The Xbox One reveal was so disappointing that it’ll likely go down in history as one of the gaming industry’s most memorable high-profile blunders. Microsoft’s decision to revise its mistakes will also likely go down in gaming history as unprecedented. Now, in what may end up as another unprecedented move, Microsoft might be revising the Xbox One’s hardware before it even releases.
For the uninitiated, Microsoft took a few enormous missteps when it announced the Xbox One. The new console would be bogged down by always-online DRM, a mandatory Kinect that is always watching, listening, and can see in the dark, a system to curb the sale of used games, and the same Xbox Gold paywall that currently plagues the Xbox 360.
On top of all that, it turned out that the Xbox One’s hardware wasn’t all too impressive when compared to its main competitor, the PS4 — and it would cost £100 more than Sony’s more powerful, not-bogged-down-at-all console.
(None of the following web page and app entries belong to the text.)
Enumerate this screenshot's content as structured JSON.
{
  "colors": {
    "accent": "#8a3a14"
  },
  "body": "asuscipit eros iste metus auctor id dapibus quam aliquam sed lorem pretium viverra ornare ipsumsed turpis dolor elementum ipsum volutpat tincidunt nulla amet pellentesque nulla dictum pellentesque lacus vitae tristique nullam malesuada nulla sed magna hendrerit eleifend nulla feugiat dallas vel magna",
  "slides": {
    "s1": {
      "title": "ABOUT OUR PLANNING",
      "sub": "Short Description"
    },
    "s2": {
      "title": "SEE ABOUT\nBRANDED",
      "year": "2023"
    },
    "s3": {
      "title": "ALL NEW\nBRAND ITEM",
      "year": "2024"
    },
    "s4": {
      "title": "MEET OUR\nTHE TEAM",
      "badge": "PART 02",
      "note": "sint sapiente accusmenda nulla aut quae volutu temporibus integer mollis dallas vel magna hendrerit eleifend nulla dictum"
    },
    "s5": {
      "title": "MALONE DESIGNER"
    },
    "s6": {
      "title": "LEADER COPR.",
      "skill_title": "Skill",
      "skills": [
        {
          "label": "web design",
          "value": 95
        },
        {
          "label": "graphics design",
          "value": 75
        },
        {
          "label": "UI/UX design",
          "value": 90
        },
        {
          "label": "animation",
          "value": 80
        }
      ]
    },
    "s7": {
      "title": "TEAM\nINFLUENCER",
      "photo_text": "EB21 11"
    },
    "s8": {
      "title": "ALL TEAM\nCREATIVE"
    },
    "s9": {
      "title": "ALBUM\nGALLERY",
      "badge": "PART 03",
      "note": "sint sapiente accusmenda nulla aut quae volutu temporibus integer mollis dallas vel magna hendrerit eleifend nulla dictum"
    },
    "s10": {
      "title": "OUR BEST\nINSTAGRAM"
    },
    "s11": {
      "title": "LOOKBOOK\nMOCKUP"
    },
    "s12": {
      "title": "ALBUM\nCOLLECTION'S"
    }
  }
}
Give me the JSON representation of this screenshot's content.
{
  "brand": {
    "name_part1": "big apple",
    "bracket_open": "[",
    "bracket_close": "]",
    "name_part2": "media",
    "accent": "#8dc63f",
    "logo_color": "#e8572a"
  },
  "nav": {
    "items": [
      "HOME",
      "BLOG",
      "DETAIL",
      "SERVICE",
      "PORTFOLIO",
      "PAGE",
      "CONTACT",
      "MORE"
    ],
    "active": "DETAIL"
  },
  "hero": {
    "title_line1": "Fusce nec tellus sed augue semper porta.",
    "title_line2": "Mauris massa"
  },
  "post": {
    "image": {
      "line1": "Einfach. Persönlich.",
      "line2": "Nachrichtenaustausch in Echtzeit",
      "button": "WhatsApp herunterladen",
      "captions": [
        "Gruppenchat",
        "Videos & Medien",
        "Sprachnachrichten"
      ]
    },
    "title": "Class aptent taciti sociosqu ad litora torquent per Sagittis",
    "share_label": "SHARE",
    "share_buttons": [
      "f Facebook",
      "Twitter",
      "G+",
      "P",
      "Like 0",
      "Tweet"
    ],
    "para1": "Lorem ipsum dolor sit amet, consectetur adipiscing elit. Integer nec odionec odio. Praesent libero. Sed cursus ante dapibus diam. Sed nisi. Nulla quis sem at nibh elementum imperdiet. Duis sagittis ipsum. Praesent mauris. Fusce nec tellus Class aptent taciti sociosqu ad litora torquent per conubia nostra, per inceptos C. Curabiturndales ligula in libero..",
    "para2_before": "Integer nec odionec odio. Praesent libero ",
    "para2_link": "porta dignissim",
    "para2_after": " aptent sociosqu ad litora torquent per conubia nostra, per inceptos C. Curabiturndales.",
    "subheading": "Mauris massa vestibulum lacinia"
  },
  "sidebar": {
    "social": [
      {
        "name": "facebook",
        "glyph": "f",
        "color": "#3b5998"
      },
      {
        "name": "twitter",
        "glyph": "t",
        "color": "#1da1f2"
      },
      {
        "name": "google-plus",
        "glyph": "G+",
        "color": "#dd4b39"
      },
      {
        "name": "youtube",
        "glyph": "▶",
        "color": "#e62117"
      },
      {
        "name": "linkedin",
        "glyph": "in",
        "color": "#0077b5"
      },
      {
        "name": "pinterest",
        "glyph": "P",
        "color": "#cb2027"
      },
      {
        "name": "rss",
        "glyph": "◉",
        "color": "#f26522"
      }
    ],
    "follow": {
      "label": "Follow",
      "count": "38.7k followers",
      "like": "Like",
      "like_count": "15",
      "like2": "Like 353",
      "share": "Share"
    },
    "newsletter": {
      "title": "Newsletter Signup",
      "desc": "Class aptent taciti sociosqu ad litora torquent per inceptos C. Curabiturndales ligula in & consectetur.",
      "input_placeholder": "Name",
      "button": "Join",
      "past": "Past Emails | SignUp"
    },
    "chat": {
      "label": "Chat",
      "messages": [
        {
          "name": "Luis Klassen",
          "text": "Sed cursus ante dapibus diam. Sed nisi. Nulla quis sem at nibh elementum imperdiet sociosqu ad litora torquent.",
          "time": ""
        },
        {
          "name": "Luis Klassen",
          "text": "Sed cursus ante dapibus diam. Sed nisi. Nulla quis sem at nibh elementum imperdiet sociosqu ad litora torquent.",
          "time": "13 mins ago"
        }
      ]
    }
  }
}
After a couple months of standing staunchly against almost everyone’s wishes to knock it off with these restrictions, Microsoft finally caved and removed the always-on DRM and the used games restrictions. So, the Xbox One would no longer have draconian restrictions, but still suffered from the problem of being an underpowered, more expensive console than its competitor.
Consoles don’t usually go through major hardware horsepower revisions during their lifecycle — they generally just lose some weight and use your power more efficiently. It’s also extremely rare for a console to undergo a hardware revision after its official announcement. After Microsoft relented and gave up on its dream of a locked-down, heavily restricted console, reports are suggesting that Microsoft will now give up on its hardware dream before the console even releases, and change its specs in order to not only better compete with Sony, but to better justify that £429 price tag.
Last week, the Examiner reported that a source claimed the Xbox One’s GPU will get a bump in clock speed, and the 8GB of DDR3 RAM will increase to 12GB. Additionally, the Xbox One development team is asking designers what other changes to the console they’d like to see — which comes off as a little desperate, especially considering the hardware is supposed to release in around four months.
The RAM rumour seems to have originated from the Xbox One dev kits shipping with 12GB of RAM. However, the source claims that the retail kits do not pack that much RAM. The source also notes that the clock speed increase is the result of Microsoft “giving off the impression” that this took place.
While it may seem very odd for high-profile hardware to backtrack on its announced specs only a few months before its release, we wouldn’t be surprised by anything Microsoft does with the Xbox One anymore. Whether it’s a power boost, a price cut before release, or finally removing the Xbox Gold paywall, Microsoft still needs to clean up its image ever since it got tarnished from the console reveal. If there’s one thing Microsoft will surely retain, though, it’s that you can bet your Xbox One will have a lot of games that feature marines.